-- Data records --
····················
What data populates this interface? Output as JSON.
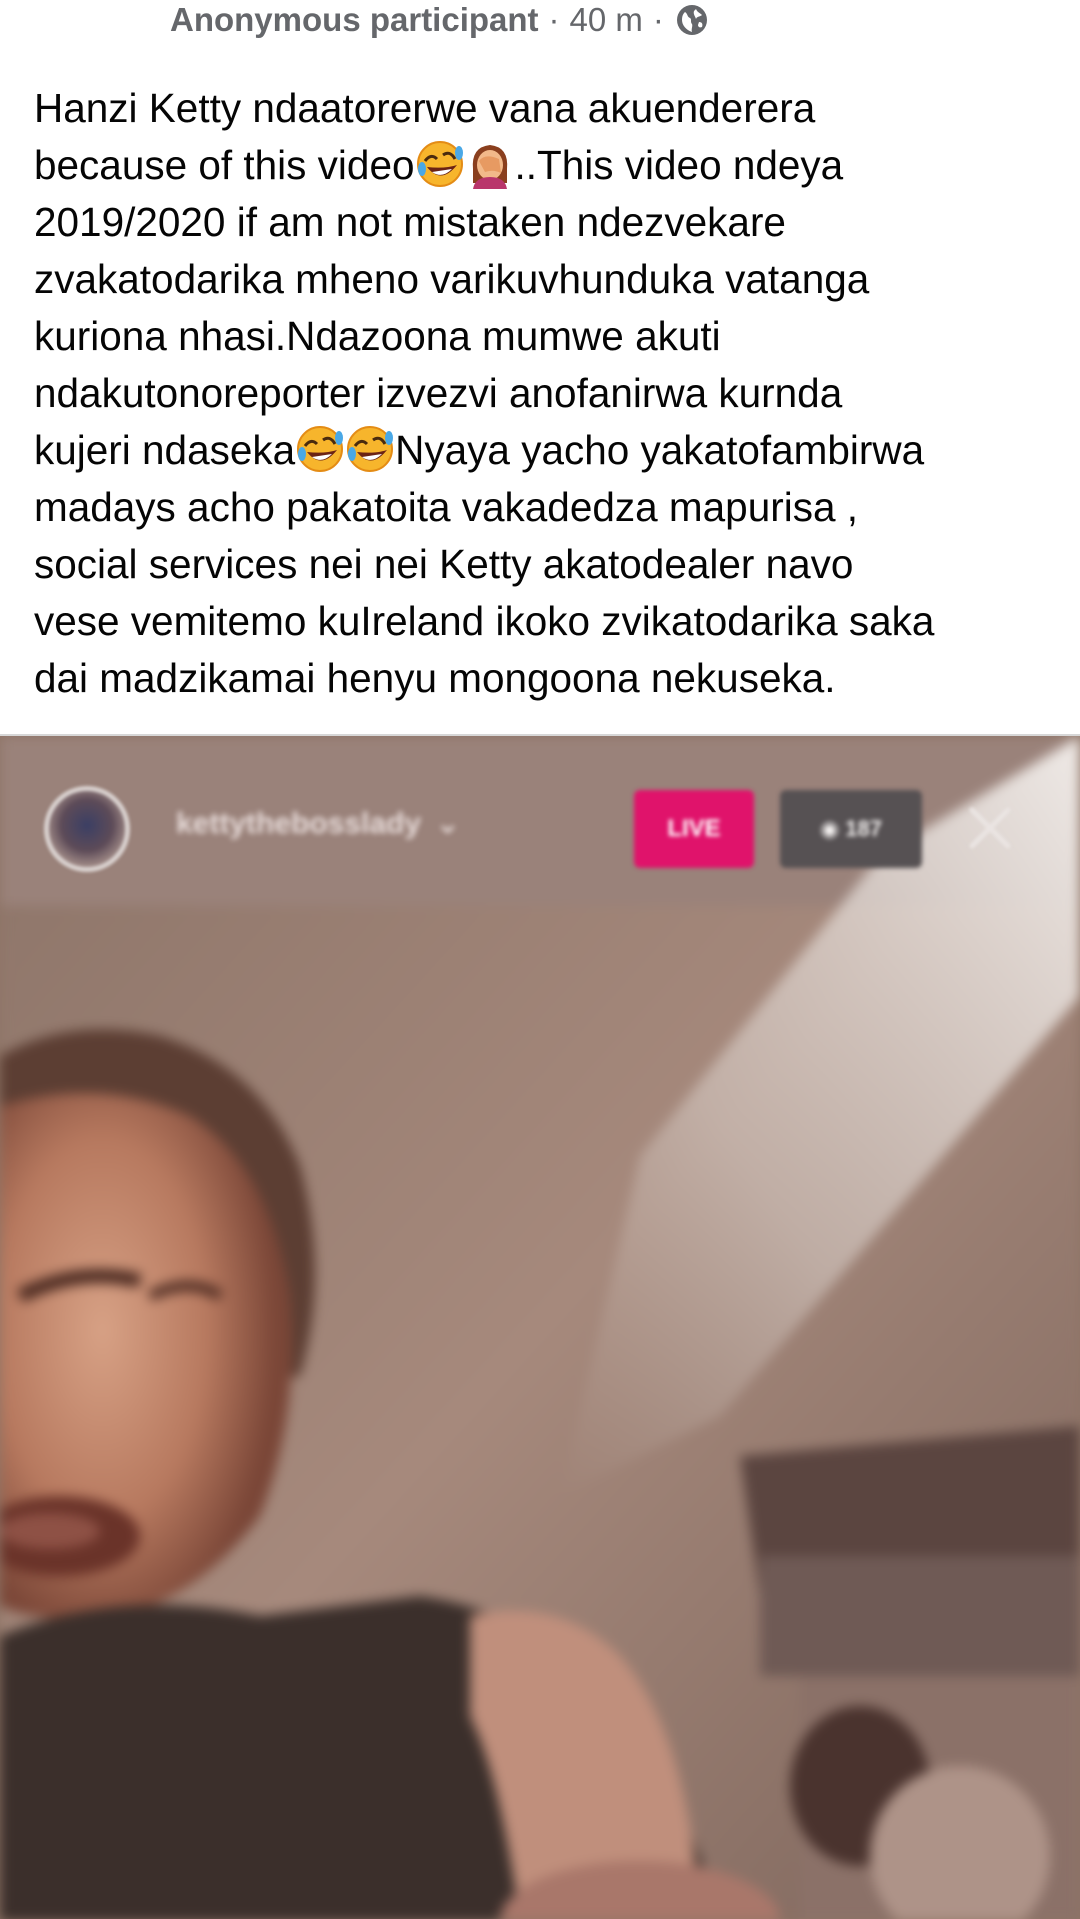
{
  "post": {
    "author": "Anonymous participant",
    "separator": "·",
    "time": "40 m",
    "audience_icon": "globe-icon",
    "body_lines": [
      {
        "parts": [
          "Hanzi Ketty ndaatorerwe vana akuenderera"
        ]
      },
      {
        "parts": [
          "because of this video",
          "..This video ndeya"
        ],
        "emojis": [
          "rofl-emoji",
          "facepalm-emoji"
        ]
      },
      {
        "parts": [
          "2019/2020 if am not mistaken ndezvekare"
        ]
      },
      {
        "parts": [
          "zvakatodarika mheno varikuvhunduka vatanga"
        ]
      },
      {
        "parts": [
          "kuriona nhasi.Ndazoona mumwe akuti"
        ]
      },
      {
        "parts": [
          "ndakutonoreporter izvezvi anofanirwa kurnda"
        ]
      },
      {
        "parts": [
          "kujeri ndaseka",
          "Nyaya yacho yakatofambirwa"
        ],
        "emojis": [
          "rofl-emoji",
          "rofl-emoji"
        ]
      },
      {
        "parts": [
          "madays acho pakatoita vakadedza mapurisa ,"
        ]
      },
      {
        "parts": [
          "social services nei nei Ketty  akatodealer navo"
        ]
      },
      {
        "parts": [
          "vese vemitemo kuIreland ikoko zvikatodarika saka"
        ]
      },
      {
        "parts": [
          "dai madzikamai henyu mongoona nekuseka."
        ]
      }
    ]
  },
  "video": {
    "streamer_name": "kettytheboss​lady",
    "dropdown_glyph": "⌄",
    "live_label": "LIVE",
    "viewer_label": "◉ 187"
  },
  "colors": {
    "text": "#050505",
    "meta": "#65676b",
    "live": "#e0136b",
    "brand": "#1877f2"
  }
}
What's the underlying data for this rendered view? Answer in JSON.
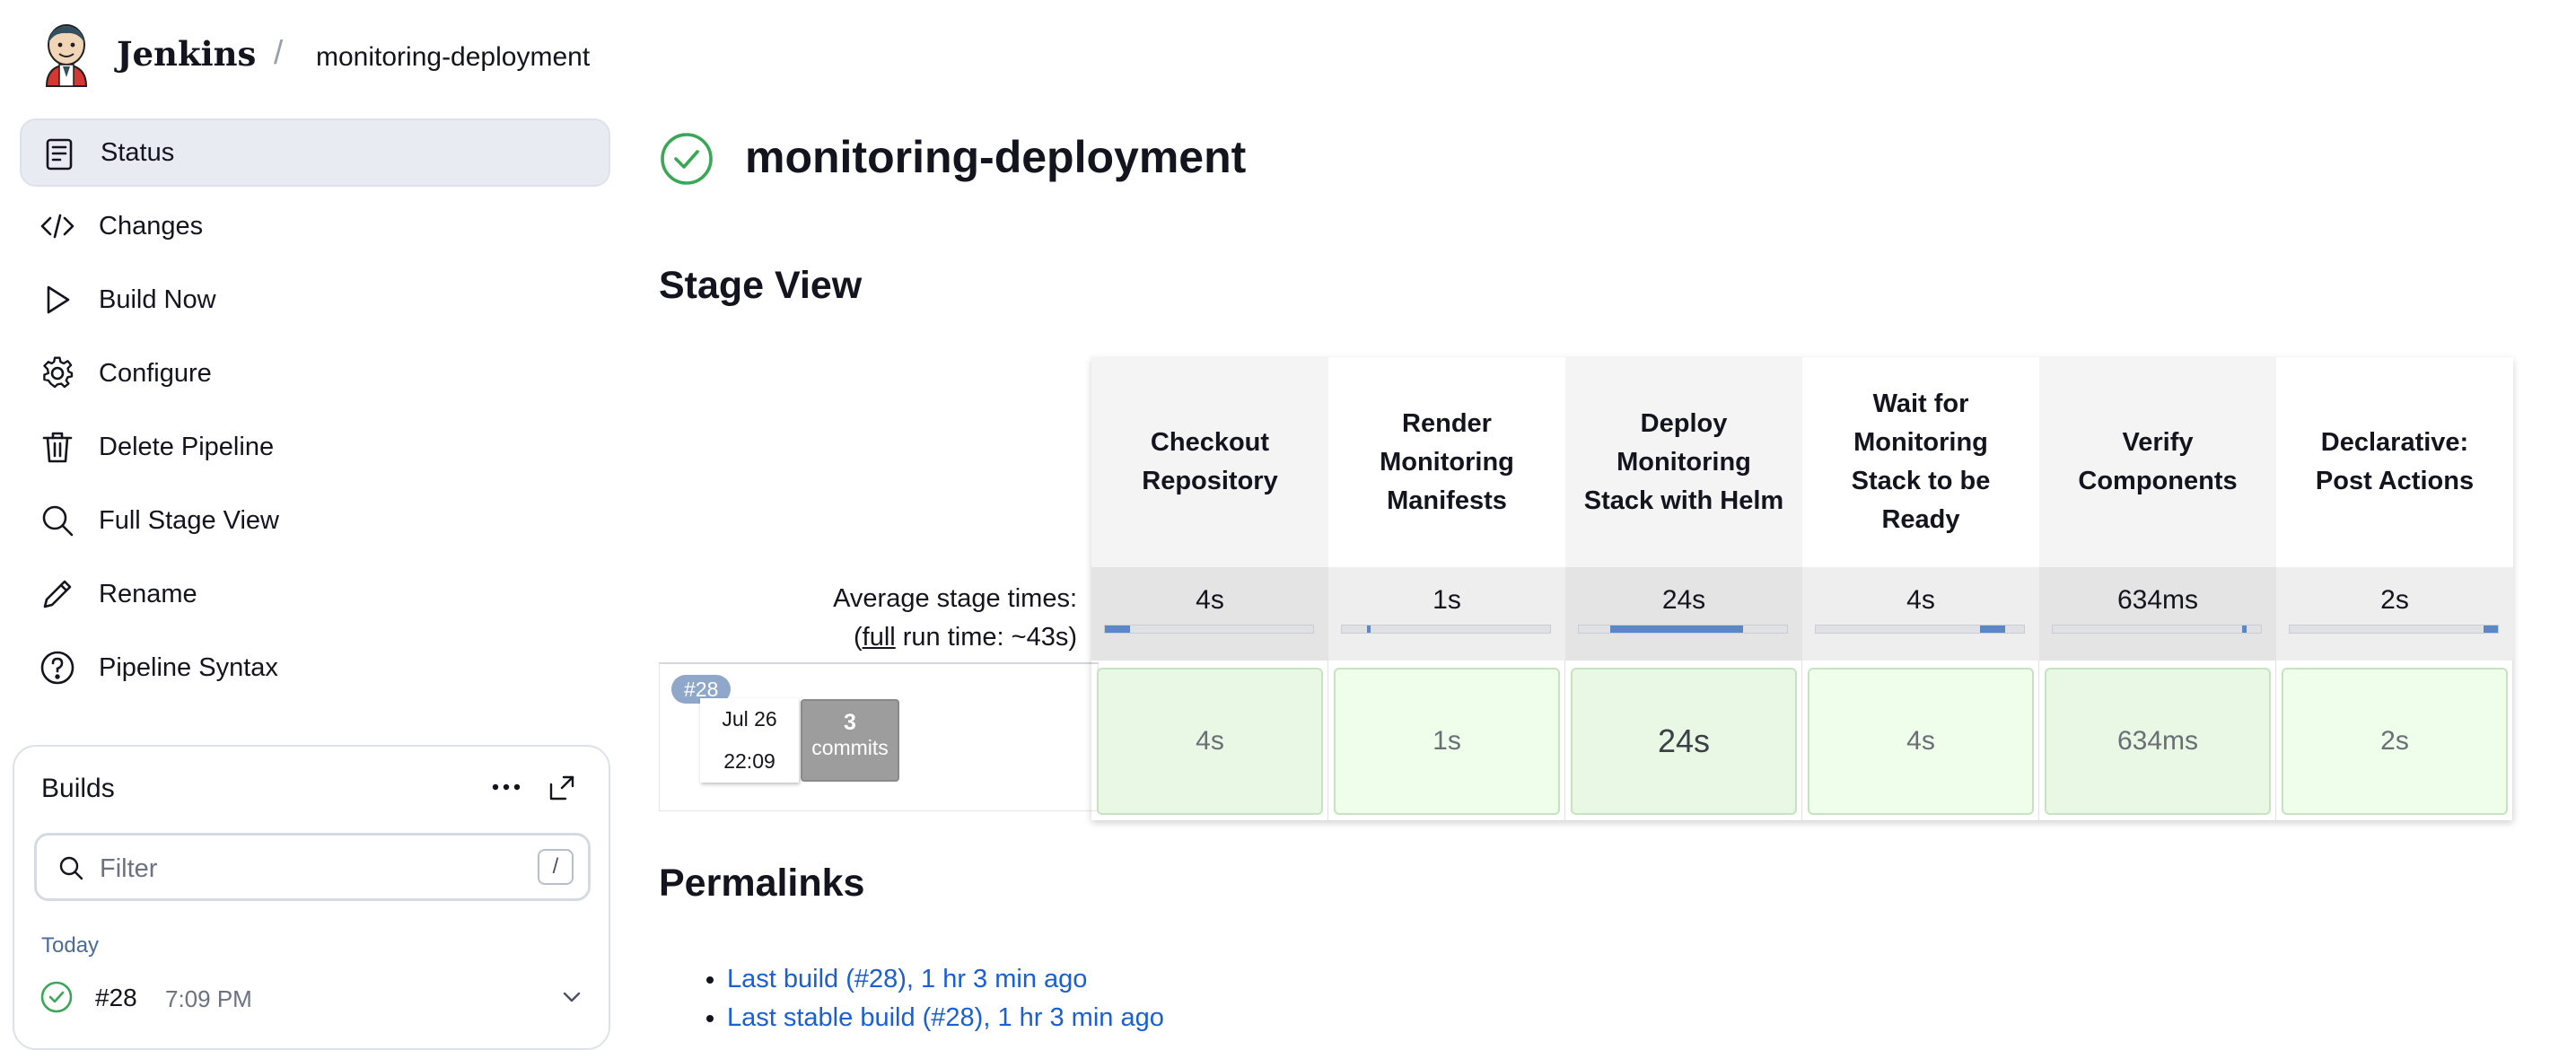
{
  "header": {
    "brand": "Jenkins",
    "separator": "/",
    "breadcrumb_job": "monitoring-deployment"
  },
  "sidebar": {
    "items": [
      {
        "label": "Status",
        "icon": "document-icon",
        "active": true
      },
      {
        "label": "Changes",
        "icon": "code-icon"
      },
      {
        "label": "Build Now",
        "icon": "play-icon"
      },
      {
        "label": "Configure",
        "icon": "gear-icon"
      },
      {
        "label": "Delete Pipeline",
        "icon": "trash-icon"
      },
      {
        "label": "Full Stage View",
        "icon": "search-icon"
      },
      {
        "label": "Rename",
        "icon": "pencil-icon"
      },
      {
        "label": "Pipeline Syntax",
        "icon": "help-icon"
      }
    ]
  },
  "builds": {
    "title": "Builds",
    "filter_placeholder": "Filter",
    "filter_shortcut": "/",
    "group_label": "Today",
    "items": [
      {
        "number": "#28",
        "time": "7:09 PM",
        "status": "success"
      }
    ]
  },
  "main": {
    "title": "monitoring-deployment",
    "stage_view_heading": "Stage View",
    "permalinks_heading": "Permalinks"
  },
  "stage_view": {
    "avg_label_line1": "Average stage times:",
    "avg_label_open": "(",
    "avg_label_full": "full",
    "avg_label_rest": " run time: ~43s)",
    "stages": [
      {
        "name": "Checkout Repository",
        "avg": "4s",
        "bar_start": 0.0,
        "bar_fraction": 0.12,
        "run_value": "4s"
      },
      {
        "name": "Render Monitoring Manifests",
        "avg": "1s",
        "bar_start": 0.12,
        "bar_fraction": 0.02,
        "run_value": "1s"
      },
      {
        "name": "Deploy Monitoring Stack with Helm",
        "avg": "24s",
        "bar_start": 0.15,
        "bar_fraction": 0.64,
        "run_value": "24s"
      },
      {
        "name": "Wait for Monitoring Stack to be Ready",
        "avg": "4s",
        "bar_start": 0.79,
        "bar_fraction": 0.12,
        "run_value": "4s"
      },
      {
        "name": "Verify Components",
        "avg": "634ms",
        "bar_start": 0.91,
        "bar_fraction": 0.02,
        "run_value": "634ms"
      },
      {
        "name": "Declarative: Post Actions",
        "avg": "2s",
        "bar_start": 0.93,
        "bar_fraction": 0.07,
        "run_value": "2s"
      }
    ],
    "run": {
      "badge": "#28",
      "date": "Jul 26",
      "time": "22:09",
      "commit_count": "3",
      "commit_label": "commits"
    }
  },
  "permalinks": [
    "Last build (#28), 1 hr 3 min ago",
    "Last stable build (#28), 1 hr 3 min ago"
  ],
  "colors": {
    "success_green": "#3aa756",
    "link_blue": "#1a5fd3",
    "bar_blue": "#5b86c8",
    "cell_fill_light": "#effdeb",
    "cell_fill_dark": "#e9f7e5",
    "sidebar_active": "#e8ecf2"
  }
}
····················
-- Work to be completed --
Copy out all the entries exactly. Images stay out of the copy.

-- Result below --
What data populates this interface? Output as JSON.
{
  "post": {
    "author": "Anonymous participant",
    "separator": "·",
    "time": "40 m",
    "audience_icon": "globe-icon",
    "body_lines": [
      {
        "parts": [
          "Hanzi Ketty ndaatorerwe vana akuenderera"
        ]
      },
      {
        "parts": [
          "because of this video",
          "..This video ndeya"
        ],
        "emojis": [
          "rofl-emoji",
          "facepalm-emoji"
        ]
      },
      {
        "parts": [
          "2019/2020 if am not mistaken ndezvekare"
        ]
      },
      {
        "parts": [
          "zvakatodarika mheno varikuvhunduka vatanga"
        ]
      },
      {
        "parts": [
          "kuriona nhasi.Ndazoona mumwe akuti"
        ]
      },
      {
        "parts": [
          "ndakutonoreporter izvezvi anofanirwa kurnda"
        ]
      },
      {
        "parts": [
          "kujeri ndaseka",
          "Nyaya yacho yakatofambirwa"
        ],
        "emojis": [
          "rofl-emoji",
          "rofl-emoji"
        ]
      },
      {
        "parts": [
          "madays acho pakatoita vakadedza mapurisa ,"
        ]
      },
      {
        "parts": [
          "social services nei nei Ketty  akatodealer navo"
        ]
      },
      {
        "parts": [
          "vese vemitemo kuIreland ikoko zvikatodarika saka"
        ]
      },
      {
        "parts": [
          "dai madzikamai henyu mongoona nekuseka."
        ]
      }
    ]
  },
  "video": {
    "streamer_name": "kettytheboss​lady",
    "dropdown_glyph": "⌄",
    "live_label": "LIVE",
    "viewer_label": "◉ 187"
  },
  "colors": {
    "text": "#050505",
    "meta": "#65676b",
    "live": "#e0136b",
    "brand": "#1877f2"
  }
}
What's the underlying data for this rendered view? Answer in JSON.
{
  "header": {
    "brand": "Jenkins",
    "separator": "/",
    "breadcrumb_job": "monitoring-deployment"
  },
  "sidebar": {
    "items": [
      {
        "label": "Status",
        "icon": "document-icon",
        "active": true
      },
      {
        "label": "Changes",
        "icon": "code-icon"
      },
      {
        "label": "Build Now",
        "icon": "play-icon"
      },
      {
        "label": "Configure",
        "icon": "gear-icon"
      },
      {
        "label": "Delete Pipeline",
        "icon": "trash-icon"
      },
      {
        "label": "Full Stage View",
        "icon": "search-icon"
      },
      {
        "label": "Rename",
        "icon": "pencil-icon"
      },
      {
        "label": "Pipeline Syntax",
        "icon": "help-icon"
      }
    ]
  },
  "builds": {
    "title": "Builds",
    "filter_placeholder": "Filter",
    "filter_shortcut": "/",
    "group_label": "Today",
    "items": [
      {
        "number": "#28",
        "time": "7:09 PM",
        "status": "success"
      }
    ]
  },
  "main": {
    "title": "monitoring-deployment",
    "stage_view_heading": "Stage View",
    "permalinks_heading": "Permalinks"
  },
  "stage_view": {
    "avg_label_line1": "Average stage times:",
    "avg_label_open": "(",
    "avg_label_full": "full",
    "avg_label_rest": " run time: ~43s)",
    "stages": [
      {
        "name": "Checkout Repository",
        "avg": "4s",
        "bar_start": 0.0,
        "bar_fraction": 0.12,
        "run_value": "4s"
      },
      {
        "name": "Render Monitoring Manifests",
        "avg": "1s",
        "bar_start": 0.12,
        "bar_fraction": 0.02,
        "run_value": "1s"
      },
      {
        "name": "Deploy Monitoring Stack with Helm",
        "avg": "24s",
        "bar_start": 0.15,
        "bar_fraction": 0.64,
        "run_value": "24s"
      },
      {
        "name": "Wait for Monitoring Stack to be Ready",
        "avg": "4s",
        "bar_start": 0.79,
        "bar_fraction": 0.12,
        "run_value": "4s"
      },
      {
        "name": "Verify Components",
        "avg": "634ms",
        "bar_start": 0.91,
        "bar_fraction": 0.02,
        "run_value": "634ms"
      },
      {
        "name": "Declarative: Post Actions",
        "avg": "2s",
        "bar_start": 0.93,
        "bar_fraction": 0.07,
        "run_value": "2s"
      }
    ],
    "run": {
      "badge": "#28",
      "date": "Jul 26",
      "time": "22:09",
      "commit_count": "3",
      "commit_label": "commits"
    }
  },
  "permalinks": [
    "Last build (#28), 1 hr 3 min ago",
    "Last stable build (#28), 1 hr 3 min ago"
  ],
  "colors": {
    "success_green": "#3aa756",
    "link_blue": "#1a5fd3",
    "bar_blue": "#5b86c8",
    "cell_fill_light": "#effdeb",
    "cell_fill_dark": "#e9f7e5",
    "sidebar_active": "#e8ecf2"
  }
}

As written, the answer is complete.